Around midday two U.S. military pyrotechnic devices were fired into the main building, igniting a fire which (because of the holes in the walls allowing the wind to gust through) spread rapidly through the complex of buildings and became an inferno. 74 men, women and children died — including twelve children younger than five years of age. Fire trucks were prevented by the FBI from approaching the inferno. After the compound had burned down the BATF flag was hoisted aloft to signify 'victory'. Subsequently the burned-out ruin was razed in an attempt to remove all evidence of this premeditated murder of innocent civilians by agents of the U.S. government. Thus occurred an atrocity which many Americans believe could never happen in their country. A look at the evidence presented in the film Waco: Rules of Engagement (and in the BBC documentary broadcast in the U.K. on November 28, 1998) shows that it did happen.
The lawyer for one of the survivors said at one of the U.S. government 'investigations' (or rather, whitewashes): In this country when people are accused of a crime they are arrested and given a trial — that's 'due process'. If found guilty of murder then maybe they are killed.
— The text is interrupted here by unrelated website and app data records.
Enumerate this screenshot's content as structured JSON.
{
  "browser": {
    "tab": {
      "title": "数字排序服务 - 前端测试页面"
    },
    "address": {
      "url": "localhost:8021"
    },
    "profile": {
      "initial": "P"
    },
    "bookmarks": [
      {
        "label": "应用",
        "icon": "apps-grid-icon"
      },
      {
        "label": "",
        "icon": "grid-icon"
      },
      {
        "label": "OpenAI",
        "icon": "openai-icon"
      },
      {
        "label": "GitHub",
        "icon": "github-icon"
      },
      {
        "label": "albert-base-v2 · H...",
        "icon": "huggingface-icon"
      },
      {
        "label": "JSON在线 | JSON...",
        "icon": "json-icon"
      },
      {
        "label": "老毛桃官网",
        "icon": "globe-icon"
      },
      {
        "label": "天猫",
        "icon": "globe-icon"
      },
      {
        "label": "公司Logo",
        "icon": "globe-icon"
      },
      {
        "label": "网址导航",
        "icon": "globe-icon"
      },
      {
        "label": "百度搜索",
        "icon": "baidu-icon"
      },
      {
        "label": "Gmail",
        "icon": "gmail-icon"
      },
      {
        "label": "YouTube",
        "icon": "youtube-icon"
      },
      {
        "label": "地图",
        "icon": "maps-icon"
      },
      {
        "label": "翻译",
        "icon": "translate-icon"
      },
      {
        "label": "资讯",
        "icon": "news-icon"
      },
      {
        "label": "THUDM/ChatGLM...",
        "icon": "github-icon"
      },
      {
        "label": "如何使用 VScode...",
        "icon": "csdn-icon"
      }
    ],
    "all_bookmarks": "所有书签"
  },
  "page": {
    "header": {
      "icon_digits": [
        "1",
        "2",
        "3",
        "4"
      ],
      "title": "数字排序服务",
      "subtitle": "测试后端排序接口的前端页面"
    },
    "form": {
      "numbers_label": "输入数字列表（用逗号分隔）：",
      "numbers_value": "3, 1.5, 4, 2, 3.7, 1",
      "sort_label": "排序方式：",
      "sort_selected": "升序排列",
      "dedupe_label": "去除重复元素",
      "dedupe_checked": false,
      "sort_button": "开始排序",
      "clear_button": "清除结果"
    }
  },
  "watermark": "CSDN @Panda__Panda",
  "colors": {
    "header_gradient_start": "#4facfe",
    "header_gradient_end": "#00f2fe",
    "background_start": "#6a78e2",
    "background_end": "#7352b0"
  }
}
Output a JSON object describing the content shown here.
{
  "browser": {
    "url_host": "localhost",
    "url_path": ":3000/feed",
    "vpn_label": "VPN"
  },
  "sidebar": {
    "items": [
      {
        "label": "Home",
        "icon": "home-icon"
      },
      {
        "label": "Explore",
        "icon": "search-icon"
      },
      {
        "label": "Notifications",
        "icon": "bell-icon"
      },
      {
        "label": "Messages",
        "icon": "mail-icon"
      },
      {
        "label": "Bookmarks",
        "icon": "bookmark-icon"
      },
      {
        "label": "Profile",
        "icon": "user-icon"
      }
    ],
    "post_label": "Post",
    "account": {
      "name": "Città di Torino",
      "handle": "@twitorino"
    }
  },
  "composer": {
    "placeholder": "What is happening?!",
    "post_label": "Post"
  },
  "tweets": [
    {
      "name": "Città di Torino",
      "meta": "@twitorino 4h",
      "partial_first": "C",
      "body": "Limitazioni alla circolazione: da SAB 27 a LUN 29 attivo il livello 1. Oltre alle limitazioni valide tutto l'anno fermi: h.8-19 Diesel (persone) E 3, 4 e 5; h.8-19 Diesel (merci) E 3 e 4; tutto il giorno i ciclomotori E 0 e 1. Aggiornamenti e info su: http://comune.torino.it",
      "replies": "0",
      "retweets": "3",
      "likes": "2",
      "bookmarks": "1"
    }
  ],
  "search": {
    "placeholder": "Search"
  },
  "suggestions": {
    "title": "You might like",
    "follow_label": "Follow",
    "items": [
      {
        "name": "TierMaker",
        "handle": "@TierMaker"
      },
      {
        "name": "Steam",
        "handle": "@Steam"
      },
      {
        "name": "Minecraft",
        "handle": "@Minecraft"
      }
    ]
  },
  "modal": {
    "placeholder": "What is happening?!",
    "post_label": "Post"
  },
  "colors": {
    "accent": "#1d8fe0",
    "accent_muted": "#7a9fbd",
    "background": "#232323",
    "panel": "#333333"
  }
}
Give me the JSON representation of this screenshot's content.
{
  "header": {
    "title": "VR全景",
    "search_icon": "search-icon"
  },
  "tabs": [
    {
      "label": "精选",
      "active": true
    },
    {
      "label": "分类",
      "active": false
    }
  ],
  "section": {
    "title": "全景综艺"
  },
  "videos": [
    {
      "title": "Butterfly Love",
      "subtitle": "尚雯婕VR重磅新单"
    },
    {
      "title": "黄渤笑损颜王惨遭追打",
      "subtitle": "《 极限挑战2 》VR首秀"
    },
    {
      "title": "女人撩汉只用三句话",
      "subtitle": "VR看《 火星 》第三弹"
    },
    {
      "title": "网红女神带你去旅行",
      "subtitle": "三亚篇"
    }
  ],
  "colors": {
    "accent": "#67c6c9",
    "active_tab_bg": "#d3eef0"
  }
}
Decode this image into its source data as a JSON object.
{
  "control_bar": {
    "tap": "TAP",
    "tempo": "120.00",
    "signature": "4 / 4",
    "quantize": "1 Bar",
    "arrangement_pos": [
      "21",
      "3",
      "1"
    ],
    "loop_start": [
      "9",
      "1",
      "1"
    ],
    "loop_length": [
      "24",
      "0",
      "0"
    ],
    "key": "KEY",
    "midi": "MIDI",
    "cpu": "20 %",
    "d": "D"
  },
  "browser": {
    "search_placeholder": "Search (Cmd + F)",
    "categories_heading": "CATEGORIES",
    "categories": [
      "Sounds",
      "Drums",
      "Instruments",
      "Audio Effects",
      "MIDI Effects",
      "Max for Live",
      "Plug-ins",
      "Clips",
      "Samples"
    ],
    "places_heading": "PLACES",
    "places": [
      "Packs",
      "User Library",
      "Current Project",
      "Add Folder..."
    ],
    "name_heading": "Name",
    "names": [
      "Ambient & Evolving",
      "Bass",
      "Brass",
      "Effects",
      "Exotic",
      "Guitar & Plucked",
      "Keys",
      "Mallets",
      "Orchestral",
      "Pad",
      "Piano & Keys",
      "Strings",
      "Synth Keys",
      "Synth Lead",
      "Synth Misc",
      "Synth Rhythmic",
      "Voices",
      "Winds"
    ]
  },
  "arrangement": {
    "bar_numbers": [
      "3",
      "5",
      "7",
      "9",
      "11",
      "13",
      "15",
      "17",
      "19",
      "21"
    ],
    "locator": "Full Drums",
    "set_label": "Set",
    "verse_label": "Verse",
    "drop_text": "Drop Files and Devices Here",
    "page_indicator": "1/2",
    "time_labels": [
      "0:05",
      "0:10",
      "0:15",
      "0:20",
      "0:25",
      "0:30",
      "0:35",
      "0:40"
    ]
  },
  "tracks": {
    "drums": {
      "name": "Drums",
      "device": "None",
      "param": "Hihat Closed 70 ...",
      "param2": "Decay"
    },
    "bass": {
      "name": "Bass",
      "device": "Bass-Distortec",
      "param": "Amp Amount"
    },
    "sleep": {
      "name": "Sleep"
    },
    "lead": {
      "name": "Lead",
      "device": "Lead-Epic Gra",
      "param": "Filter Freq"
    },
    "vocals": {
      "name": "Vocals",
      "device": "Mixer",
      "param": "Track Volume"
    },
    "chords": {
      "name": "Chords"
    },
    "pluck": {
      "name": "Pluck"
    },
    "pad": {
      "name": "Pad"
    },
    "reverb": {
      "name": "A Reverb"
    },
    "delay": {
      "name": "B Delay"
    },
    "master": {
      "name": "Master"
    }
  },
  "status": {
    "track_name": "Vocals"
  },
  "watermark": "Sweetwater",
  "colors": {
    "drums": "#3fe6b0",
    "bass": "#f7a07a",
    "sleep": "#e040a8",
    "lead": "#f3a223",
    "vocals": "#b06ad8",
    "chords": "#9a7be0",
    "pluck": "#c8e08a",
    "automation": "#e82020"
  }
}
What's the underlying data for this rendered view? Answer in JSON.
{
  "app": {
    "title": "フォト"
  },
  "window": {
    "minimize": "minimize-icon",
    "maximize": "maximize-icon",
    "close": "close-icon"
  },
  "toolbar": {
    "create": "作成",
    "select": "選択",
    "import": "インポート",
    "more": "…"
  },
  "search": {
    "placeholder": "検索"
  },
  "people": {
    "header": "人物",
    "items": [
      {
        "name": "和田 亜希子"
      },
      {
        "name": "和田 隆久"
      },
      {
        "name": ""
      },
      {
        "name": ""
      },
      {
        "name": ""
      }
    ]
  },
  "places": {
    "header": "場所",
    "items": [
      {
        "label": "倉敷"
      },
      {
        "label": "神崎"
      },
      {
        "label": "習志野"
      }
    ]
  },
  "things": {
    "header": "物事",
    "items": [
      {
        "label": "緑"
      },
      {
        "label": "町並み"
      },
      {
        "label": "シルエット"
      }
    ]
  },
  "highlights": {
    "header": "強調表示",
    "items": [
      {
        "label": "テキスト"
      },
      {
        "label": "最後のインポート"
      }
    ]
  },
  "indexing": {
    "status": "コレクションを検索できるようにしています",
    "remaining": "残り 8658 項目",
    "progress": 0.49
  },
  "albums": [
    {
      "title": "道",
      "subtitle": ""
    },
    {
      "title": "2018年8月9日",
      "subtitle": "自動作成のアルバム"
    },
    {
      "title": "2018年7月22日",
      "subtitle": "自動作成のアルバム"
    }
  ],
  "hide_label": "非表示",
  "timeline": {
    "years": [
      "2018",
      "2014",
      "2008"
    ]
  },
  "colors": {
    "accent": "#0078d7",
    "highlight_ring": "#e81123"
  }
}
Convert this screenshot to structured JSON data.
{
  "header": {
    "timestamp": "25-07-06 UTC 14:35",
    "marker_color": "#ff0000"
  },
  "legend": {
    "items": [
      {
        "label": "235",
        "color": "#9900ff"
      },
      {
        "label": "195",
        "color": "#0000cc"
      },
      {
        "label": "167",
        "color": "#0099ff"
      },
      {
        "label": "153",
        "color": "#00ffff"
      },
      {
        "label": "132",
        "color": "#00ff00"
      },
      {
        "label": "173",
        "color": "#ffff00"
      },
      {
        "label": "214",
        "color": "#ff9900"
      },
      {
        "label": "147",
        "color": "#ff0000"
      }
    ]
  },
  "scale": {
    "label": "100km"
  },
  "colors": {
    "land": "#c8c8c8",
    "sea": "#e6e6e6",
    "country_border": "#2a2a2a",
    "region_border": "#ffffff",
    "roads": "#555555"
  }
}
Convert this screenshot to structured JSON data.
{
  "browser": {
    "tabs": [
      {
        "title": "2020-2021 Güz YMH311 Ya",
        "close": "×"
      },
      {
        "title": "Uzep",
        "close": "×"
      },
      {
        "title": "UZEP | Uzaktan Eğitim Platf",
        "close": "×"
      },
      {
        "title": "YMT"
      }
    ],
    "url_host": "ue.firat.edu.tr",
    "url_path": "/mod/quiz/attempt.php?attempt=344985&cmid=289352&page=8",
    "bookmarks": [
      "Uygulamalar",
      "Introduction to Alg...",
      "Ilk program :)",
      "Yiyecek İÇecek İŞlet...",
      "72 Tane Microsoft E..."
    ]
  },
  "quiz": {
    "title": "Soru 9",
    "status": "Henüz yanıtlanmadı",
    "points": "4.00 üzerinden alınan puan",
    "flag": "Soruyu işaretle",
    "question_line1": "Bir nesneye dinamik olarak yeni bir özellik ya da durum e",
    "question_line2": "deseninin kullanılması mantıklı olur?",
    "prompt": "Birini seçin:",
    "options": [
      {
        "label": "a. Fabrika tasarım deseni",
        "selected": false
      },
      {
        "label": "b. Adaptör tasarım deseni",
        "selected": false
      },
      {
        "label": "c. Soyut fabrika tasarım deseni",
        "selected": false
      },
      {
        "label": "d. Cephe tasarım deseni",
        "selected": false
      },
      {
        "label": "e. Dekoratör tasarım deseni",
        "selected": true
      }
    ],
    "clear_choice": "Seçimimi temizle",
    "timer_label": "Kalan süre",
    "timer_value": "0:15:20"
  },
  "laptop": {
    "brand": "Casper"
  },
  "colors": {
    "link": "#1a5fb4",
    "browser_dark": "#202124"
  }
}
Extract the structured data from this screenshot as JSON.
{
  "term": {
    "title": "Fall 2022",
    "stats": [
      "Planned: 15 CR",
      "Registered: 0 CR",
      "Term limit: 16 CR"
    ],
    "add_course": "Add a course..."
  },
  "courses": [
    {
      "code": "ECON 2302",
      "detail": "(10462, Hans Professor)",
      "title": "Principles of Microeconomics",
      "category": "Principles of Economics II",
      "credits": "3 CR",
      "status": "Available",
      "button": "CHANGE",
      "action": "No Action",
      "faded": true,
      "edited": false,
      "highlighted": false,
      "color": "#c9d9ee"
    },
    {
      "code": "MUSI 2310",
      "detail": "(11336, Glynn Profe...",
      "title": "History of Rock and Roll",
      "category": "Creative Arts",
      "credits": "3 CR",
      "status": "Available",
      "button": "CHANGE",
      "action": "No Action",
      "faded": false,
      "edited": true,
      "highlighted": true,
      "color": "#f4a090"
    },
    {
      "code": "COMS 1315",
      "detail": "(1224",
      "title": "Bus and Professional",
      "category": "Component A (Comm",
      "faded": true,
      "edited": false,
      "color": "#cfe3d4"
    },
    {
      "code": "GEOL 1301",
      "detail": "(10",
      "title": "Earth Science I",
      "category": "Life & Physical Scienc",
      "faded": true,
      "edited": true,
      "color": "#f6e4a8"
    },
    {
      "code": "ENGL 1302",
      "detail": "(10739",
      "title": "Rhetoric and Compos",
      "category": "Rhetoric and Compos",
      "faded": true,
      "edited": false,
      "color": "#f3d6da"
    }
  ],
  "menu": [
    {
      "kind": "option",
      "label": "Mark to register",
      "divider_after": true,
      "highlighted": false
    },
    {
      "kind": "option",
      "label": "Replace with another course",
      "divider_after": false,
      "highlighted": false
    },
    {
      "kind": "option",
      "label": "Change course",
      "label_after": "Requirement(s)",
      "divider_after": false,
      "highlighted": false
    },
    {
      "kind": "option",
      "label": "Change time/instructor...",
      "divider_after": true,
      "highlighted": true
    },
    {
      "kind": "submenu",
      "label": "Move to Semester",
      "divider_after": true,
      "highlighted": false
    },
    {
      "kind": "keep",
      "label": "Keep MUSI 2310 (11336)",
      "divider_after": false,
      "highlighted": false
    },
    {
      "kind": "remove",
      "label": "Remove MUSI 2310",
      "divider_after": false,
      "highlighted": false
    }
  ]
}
We don't just kill them first" — which is what happened at Waco. [SNIP]
HERE IS ONE DOCUMENTARY, ONE VIEW OF WHAT HAPPENED THAT DAY.
PARTS 2 AND 3 CAN BE VIEWED HERE, BUT MAY BE DISTURBING TO SOME. VIEWER DISCRETION IS ADVISED.: